-- HOW TO COMPLETE THIS TASK --
In the material below, tally the lines that include the string "USDT", then write down only the total.

>>>

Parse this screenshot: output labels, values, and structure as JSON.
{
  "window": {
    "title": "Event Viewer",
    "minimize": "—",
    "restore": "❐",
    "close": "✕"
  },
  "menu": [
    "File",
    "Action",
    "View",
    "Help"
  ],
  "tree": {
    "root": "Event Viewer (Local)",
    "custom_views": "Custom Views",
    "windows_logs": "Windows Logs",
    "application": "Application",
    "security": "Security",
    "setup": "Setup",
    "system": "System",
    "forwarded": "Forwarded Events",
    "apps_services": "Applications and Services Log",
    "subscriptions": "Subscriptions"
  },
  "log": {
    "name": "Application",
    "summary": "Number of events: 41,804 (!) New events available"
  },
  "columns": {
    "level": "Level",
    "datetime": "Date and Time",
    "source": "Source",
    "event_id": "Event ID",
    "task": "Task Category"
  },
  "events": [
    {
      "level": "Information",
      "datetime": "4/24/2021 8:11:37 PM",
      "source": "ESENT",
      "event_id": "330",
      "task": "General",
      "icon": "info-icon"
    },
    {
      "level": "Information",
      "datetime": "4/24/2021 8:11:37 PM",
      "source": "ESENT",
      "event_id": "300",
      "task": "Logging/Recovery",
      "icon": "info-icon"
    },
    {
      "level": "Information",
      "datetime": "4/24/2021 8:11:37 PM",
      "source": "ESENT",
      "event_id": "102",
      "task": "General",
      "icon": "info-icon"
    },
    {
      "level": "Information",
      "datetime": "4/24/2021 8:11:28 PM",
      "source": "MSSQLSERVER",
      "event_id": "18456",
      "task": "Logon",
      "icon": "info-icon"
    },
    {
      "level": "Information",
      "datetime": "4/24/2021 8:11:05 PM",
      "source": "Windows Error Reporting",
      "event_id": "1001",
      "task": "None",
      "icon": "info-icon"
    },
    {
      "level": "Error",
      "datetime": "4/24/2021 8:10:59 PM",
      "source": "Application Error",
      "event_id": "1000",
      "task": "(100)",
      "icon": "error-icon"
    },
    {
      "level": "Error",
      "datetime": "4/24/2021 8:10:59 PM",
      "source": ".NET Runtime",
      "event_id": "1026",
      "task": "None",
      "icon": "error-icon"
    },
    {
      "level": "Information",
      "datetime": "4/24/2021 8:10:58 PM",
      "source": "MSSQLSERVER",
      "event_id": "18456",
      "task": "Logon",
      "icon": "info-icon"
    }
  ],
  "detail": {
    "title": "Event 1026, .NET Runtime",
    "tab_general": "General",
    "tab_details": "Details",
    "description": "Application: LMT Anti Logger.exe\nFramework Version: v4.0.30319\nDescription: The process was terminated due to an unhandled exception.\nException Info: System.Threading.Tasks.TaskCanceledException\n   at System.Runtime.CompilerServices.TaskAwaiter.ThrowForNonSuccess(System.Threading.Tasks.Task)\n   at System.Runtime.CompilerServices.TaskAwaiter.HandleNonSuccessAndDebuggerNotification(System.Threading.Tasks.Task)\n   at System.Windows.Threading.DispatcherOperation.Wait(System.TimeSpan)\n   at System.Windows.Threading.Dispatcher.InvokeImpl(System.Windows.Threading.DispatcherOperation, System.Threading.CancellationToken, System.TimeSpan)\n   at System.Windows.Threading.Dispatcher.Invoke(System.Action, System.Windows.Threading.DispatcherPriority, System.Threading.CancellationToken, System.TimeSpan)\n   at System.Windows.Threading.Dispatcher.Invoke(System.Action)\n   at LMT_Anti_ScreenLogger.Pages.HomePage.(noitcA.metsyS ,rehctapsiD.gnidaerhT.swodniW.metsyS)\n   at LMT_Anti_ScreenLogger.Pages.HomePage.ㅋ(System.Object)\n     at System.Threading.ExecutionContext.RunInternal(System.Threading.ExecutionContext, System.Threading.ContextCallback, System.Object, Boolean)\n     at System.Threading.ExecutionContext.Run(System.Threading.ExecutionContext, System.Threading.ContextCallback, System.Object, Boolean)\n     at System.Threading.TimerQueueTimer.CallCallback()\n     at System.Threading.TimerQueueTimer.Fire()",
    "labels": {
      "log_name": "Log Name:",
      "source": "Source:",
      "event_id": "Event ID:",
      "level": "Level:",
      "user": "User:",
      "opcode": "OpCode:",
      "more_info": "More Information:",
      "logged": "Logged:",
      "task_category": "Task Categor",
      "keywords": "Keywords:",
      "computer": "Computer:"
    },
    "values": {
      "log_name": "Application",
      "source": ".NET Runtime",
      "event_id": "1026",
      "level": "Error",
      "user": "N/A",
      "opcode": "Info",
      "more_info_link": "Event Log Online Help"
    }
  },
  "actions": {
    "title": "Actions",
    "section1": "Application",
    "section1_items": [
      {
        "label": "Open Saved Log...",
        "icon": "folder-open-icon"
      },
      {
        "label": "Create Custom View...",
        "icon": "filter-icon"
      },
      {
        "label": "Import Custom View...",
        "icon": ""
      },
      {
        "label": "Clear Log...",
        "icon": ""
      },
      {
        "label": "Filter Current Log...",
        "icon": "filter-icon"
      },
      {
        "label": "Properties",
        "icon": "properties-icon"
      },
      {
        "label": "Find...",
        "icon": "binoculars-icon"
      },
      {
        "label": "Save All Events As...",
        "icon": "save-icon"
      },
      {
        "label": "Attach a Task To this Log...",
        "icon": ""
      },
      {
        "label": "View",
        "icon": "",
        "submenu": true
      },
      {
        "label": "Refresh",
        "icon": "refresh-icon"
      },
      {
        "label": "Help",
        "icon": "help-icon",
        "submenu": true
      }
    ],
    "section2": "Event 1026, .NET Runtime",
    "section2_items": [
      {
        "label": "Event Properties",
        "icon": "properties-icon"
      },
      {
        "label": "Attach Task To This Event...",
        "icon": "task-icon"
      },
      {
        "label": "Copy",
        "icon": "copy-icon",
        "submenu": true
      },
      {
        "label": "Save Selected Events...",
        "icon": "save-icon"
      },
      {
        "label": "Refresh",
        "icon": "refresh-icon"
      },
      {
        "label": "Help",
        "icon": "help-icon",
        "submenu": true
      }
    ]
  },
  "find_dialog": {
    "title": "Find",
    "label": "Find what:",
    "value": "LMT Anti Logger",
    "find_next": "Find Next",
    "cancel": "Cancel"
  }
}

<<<
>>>

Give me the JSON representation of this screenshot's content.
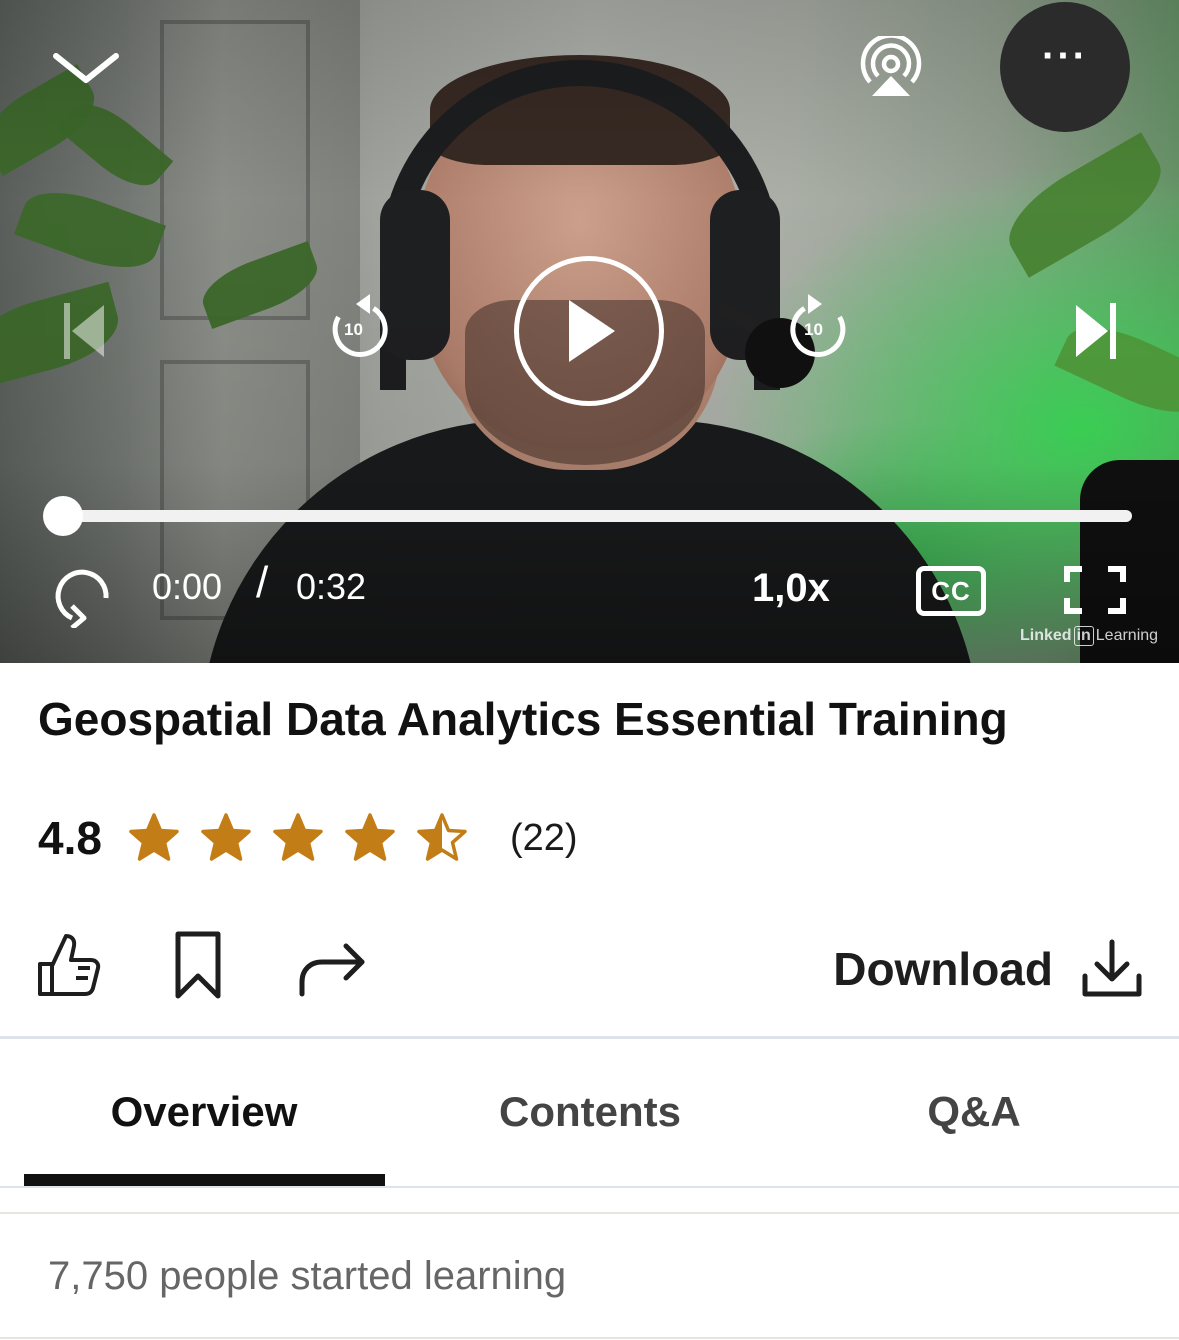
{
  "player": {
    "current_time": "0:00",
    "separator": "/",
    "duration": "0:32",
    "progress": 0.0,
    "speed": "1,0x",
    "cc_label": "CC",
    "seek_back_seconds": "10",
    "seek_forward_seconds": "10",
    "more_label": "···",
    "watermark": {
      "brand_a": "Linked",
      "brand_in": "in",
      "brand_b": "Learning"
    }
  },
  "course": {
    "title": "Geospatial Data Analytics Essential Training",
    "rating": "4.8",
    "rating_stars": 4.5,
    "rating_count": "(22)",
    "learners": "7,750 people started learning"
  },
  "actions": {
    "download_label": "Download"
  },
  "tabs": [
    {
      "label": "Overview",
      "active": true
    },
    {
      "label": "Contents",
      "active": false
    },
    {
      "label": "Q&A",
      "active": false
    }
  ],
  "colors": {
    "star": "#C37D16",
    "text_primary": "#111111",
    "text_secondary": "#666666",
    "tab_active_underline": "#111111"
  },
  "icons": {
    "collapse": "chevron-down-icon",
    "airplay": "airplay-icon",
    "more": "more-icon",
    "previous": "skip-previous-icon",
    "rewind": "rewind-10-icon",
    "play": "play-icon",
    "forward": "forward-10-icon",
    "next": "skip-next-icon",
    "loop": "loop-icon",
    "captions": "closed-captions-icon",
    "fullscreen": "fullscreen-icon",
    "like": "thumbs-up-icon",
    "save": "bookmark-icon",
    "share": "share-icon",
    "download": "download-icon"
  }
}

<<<
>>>

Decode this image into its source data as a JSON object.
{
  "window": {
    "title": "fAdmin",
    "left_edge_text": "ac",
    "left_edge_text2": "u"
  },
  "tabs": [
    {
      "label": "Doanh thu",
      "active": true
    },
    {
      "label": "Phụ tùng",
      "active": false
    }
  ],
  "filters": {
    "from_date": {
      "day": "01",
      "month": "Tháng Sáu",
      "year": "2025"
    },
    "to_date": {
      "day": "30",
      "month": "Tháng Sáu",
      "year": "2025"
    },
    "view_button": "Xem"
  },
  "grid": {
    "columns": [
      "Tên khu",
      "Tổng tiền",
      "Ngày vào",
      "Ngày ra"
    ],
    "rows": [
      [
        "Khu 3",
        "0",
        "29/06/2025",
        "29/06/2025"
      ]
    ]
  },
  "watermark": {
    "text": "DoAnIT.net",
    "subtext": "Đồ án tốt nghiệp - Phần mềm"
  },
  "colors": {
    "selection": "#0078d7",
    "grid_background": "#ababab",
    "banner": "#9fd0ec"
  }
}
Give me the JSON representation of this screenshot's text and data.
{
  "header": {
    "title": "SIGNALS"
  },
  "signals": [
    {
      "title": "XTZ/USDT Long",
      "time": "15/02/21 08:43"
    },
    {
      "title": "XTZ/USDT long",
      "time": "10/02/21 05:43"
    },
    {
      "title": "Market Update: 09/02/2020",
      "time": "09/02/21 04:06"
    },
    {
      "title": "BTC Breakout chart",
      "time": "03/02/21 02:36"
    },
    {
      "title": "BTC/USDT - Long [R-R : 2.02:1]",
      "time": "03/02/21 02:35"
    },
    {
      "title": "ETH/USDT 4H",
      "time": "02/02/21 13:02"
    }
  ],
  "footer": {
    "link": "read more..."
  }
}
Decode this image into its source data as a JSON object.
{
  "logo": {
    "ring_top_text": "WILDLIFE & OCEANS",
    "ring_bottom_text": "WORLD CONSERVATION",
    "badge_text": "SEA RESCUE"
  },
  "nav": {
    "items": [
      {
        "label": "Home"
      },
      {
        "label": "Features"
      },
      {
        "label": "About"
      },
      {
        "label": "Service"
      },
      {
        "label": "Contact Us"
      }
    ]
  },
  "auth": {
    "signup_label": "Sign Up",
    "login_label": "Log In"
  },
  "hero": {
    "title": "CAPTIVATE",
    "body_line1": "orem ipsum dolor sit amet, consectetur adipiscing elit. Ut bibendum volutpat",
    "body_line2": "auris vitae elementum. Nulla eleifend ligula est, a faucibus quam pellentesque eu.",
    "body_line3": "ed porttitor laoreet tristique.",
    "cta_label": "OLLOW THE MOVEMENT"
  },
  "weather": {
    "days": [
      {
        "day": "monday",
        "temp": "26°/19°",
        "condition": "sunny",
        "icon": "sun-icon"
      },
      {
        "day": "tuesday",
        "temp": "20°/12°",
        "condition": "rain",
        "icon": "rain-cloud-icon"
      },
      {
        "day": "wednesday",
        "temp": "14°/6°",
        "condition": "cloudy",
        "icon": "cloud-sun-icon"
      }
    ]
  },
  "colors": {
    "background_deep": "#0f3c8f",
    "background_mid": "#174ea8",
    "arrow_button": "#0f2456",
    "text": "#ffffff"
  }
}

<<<

-- RESULT FOR THIS TASK --
4